These questions are and should be geared toward every issue that arises before an opinion is made. For example, consider animal testing. Is it fair to all? Not exactly, but then again animals don’t really have a say. What are the effects of the development? It could possibly cure the diseases that we thought could never be solved. Is it beneficial and not harming? It has been beneficial, but it also has harmed. Therefore, I think the ethics of biomedical technology needs to be determined on the individual issues and not the whole biomedical area.
The religious factors of biomedical technology are more apparent than anything else. Every person has their own set of beliefs. Each person formulates their own opinion on the development of science based on those beliefs. The most common fear of those with monotheistic backgrounds is whether biomedical technology is a way of trying to be God. I agree that some science has overstepped the bounds of ethical, such as human cloning. I also argue, though, that without science those who believe it’s a way of playing God wouldn’t be here to even state that opinion. Without the cures and vaccines that have been discovered through history we all would have died of smallpox, malaria, or some other fatal disease by now.
So, is biomedical technology ethical or not?
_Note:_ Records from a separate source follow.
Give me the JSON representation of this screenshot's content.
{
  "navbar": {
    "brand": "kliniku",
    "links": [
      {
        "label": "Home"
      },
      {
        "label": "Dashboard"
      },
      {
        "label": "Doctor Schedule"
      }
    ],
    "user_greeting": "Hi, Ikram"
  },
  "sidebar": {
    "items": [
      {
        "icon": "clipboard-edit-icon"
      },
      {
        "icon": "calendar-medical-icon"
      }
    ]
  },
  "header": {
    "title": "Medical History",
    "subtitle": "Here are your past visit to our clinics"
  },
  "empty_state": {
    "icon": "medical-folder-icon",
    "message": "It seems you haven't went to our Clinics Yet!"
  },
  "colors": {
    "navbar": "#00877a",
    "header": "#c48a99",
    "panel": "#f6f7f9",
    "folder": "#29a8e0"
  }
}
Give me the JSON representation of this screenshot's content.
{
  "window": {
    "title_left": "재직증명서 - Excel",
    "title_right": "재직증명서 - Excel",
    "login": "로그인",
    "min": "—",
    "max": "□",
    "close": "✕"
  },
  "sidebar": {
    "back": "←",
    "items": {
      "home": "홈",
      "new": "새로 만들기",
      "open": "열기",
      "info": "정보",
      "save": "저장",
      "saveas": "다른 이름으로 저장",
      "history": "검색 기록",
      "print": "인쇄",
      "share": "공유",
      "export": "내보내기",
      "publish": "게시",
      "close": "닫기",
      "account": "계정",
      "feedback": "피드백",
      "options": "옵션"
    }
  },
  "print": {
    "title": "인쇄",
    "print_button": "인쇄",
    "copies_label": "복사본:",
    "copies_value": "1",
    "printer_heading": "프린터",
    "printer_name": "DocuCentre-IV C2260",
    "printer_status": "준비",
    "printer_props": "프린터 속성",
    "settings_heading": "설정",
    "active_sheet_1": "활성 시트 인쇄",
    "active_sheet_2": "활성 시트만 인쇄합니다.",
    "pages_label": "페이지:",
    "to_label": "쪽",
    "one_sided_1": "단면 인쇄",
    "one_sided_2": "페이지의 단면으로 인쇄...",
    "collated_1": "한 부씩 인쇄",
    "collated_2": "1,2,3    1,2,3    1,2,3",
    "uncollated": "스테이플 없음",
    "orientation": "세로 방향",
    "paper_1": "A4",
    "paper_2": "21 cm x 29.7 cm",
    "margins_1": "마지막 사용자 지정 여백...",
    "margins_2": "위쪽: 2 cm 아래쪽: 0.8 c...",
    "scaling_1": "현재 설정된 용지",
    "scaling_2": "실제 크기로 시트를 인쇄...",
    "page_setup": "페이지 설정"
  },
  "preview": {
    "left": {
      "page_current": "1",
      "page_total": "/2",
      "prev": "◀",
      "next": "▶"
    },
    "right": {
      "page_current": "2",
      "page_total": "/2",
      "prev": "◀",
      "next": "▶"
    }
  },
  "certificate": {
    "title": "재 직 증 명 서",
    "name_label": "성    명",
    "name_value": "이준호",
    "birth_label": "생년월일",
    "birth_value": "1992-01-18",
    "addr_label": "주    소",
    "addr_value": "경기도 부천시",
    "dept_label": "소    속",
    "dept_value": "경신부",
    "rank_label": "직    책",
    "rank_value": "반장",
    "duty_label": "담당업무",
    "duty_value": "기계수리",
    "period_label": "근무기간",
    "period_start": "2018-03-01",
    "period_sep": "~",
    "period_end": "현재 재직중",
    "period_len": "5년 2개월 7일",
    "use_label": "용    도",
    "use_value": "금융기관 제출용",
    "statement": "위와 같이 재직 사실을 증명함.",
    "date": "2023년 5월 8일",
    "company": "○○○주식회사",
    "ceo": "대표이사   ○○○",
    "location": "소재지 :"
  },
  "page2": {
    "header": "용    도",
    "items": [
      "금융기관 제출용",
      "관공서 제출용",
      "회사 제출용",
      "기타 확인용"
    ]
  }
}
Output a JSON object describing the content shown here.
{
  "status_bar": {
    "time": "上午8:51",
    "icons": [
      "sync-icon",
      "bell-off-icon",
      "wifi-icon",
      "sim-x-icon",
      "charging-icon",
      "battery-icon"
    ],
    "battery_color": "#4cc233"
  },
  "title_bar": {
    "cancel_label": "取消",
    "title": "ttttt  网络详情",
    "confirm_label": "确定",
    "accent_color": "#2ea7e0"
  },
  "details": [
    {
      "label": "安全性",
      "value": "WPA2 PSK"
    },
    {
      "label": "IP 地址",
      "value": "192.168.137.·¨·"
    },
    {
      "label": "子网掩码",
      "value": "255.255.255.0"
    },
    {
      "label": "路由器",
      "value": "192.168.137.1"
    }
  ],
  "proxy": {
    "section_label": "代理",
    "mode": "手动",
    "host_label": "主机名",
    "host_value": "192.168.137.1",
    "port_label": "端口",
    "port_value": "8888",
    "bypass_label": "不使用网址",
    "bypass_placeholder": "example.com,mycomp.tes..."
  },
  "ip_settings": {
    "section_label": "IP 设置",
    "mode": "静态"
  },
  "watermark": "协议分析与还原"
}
Most everyone agrees that the common good is wanted. No one wants to ruin our world, just help it. The common good is decided by the debate of varying views. Mostly, we, as a society, decide what’s ethical or not. It was Thomas Jefferson who said, “Difference of opinion leads to inquiry, and inquiry to truth.” One of the conclusions I came to was it’s just how one sees it. If an issue like abortion seems so blaringly wrong then it is unethical, to you. You can’t force a human to think a certain way about biomedical technology.
An easy solution to the debate of biomedical technology is rather simple, just be informed and observant. If there is such a strong opinion on a particular issue, all the details of both sides need to be released. People need options and an opinion isn’t justified if just one side has been seen. Then society needs to wait and see which is beneficial. For example, if aiding reproduction leads to an increase in strong world leaders some people may want to consider genetic technology vital. People can’t jump on a side without seeing every angle of the issue.
In conclusion, biomedical technology and its ethics is more than just a complex system of opinions; it’s the foundation of our society. We need opposing viewpoints to carry on, otherwise everything would always be that way or this way. And because we need opposing viewpoints, people also need to realize that each issue needs its own attention. Don’t mix your opinion of organ transplant in with cloning. Ethics are decided on a singular problem that is laid before. Therefore, I think biomedical technology has its highs and lows and everything in between. We need it, but we’re afraid of it. Never will it be one or the other.
Cox, Paul M. “Biomedical Ethics.” Leadership U. May- June 1990. International School of Theology. 23 Sept. 2002 McCuen, Gary E. Hi-tech Babies. Wisconsin: GEM Publications, Inc., 1990.